Saved entries:
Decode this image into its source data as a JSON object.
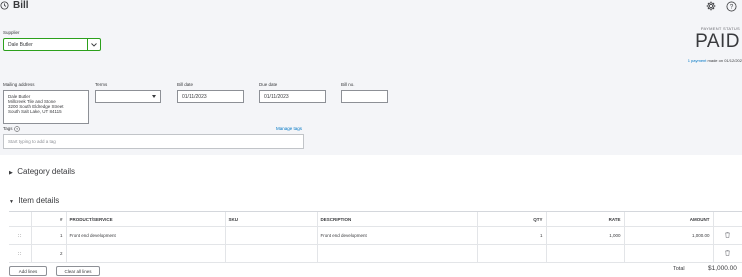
{
  "header": {
    "title": "Bill"
  },
  "supplier": {
    "label": "Supplier",
    "value": "Dale Butler"
  },
  "payment": {
    "status_label": "PAYMENT STATUS",
    "status": "PAID",
    "link_text": "1 payment",
    "made_on": "made on 01/12/202"
  },
  "form": {
    "mailing_label": "Mailing address",
    "mailing_lines": [
      "Dale Butler",
      "Millcreek Tile and Stone",
      "3200 South Eldredge Street",
      "South Salt Lake, UT 84115"
    ],
    "terms_label": "Terms",
    "terms_value": "",
    "bill_date_label": "Bill date",
    "bill_date_value": "01/11/2023",
    "due_date_label": "Due date",
    "due_date_value": "01/11/2023",
    "bill_no_label": "Bill no.",
    "bill_no_value": "",
    "tags_label": "Tags",
    "manage_tags": "Manage tags",
    "tags_placeholder": "Start typing to add a tag"
  },
  "sections": {
    "category": "Category details",
    "items": "Item details"
  },
  "table": {
    "headers": {
      "num": "#",
      "product": "PRODUCT/SERVICE",
      "sku": "SKU",
      "description": "DESCRIPTION",
      "qty": "QTY",
      "rate": "RATE",
      "amount": "AMOUNT"
    },
    "rows": [
      {
        "num": "1",
        "product": "Front end development",
        "sku": "",
        "description": "Front end development",
        "qty": "1",
        "rate": "1,000",
        "amount": "1,000.00"
      },
      {
        "num": "2",
        "product": "",
        "sku": "",
        "description": "",
        "qty": "",
        "rate": "",
        "amount": ""
      }
    ]
  },
  "buttons": {
    "add_lines": "Add lines",
    "clear_all": "Clear all lines"
  },
  "total": {
    "label": "Total",
    "value": "$1,000.00"
  },
  "colors": {
    "accent_green": "#2ca01c",
    "link_blue": "#0077c5",
    "header_bg": "#f4f5f8"
  }
}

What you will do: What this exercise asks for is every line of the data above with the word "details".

Solution for this problem:
    "category": "Category details",
    "items": "Item details"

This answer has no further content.